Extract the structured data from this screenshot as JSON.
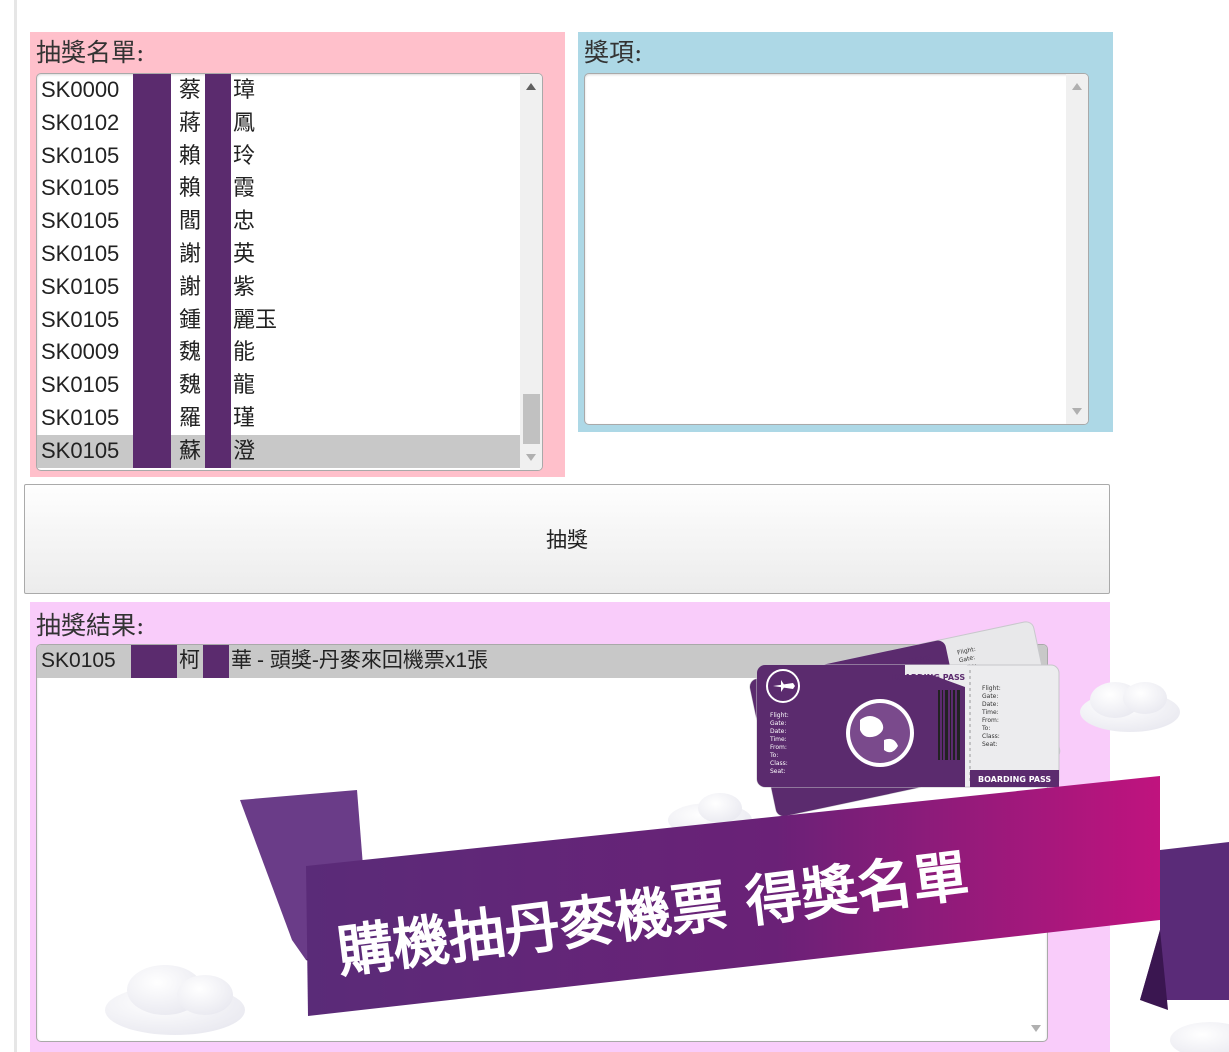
{
  "draw_list": {
    "label": "抽獎名單:",
    "entries": [
      {
        "id": "SK0000",
        "surname": "蔡",
        "given": "璋",
        "selected": false
      },
      {
        "id": "SK0102",
        "surname": "蔣",
        "given": "鳳",
        "selected": false
      },
      {
        "id": "SK0105",
        "surname": "賴",
        "given": "玲",
        "selected": false
      },
      {
        "id": "SK0105",
        "surname": "賴",
        "given": "霞",
        "selected": false
      },
      {
        "id": "SK0105",
        "surname": "閻",
        "given": "忠",
        "selected": false
      },
      {
        "id": "SK0105",
        "surname": "謝",
        "given": "英",
        "selected": false
      },
      {
        "id": "SK0105",
        "surname": "謝",
        "given": "紫",
        "selected": false
      },
      {
        "id": "SK0105",
        "surname": "鍾",
        "given": "麗玉",
        "selected": false
      },
      {
        "id": "SK0009",
        "surname": "魏",
        "given": "能",
        "selected": false
      },
      {
        "id": "SK0105",
        "surname": "魏",
        "given": "龍",
        "selected": false
      },
      {
        "id": "SK0105",
        "surname": "羅",
        "given": "瑾",
        "selected": false
      },
      {
        "id": "SK0105",
        "surname": "蘇",
        "given": "澄",
        "selected": true
      }
    ]
  },
  "prizes": {
    "label": "獎項:",
    "entries": []
  },
  "draw_button": {
    "label": "抽獎"
  },
  "results": {
    "label": "抽獎結果:",
    "entries": [
      {
        "id": "SK0105",
        "surname": "柯",
        "given": "華",
        "prize": " - 頭獎-丹麥來回機票x1張",
        "selected": true
      }
    ]
  },
  "banner": {
    "headline": "購機抽丹麥機票 得獎名單",
    "ticket_title": "BOARDING PASS",
    "ticket_fields": [
      "Flight:",
      "Gate:",
      "Date:",
      "Time:",
      "From:",
      "To:",
      "Class:",
      "Seat:"
    ],
    "ticket_side_fields": [
      "Flight:",
      "Gate:",
      "Date:",
      "Time:",
      "From:",
      "To:",
      "Class:",
      "Seat:"
    ]
  },
  "colors": {
    "draw_list_bg": "#ffc0cb",
    "prizes_bg": "#add8e6",
    "results_bg": "#f9ccfa",
    "redaction": "#5b2b6e",
    "ribbon_start": "#5a2b78",
    "ribbon_end": "#c0137e"
  }
}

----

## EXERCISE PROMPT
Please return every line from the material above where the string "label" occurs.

## EXERCISE ANSWER
    "label": "抽獎名單:",
    "label": "獎項:",
    "label": "抽獎"
    "label": "抽獎結果:",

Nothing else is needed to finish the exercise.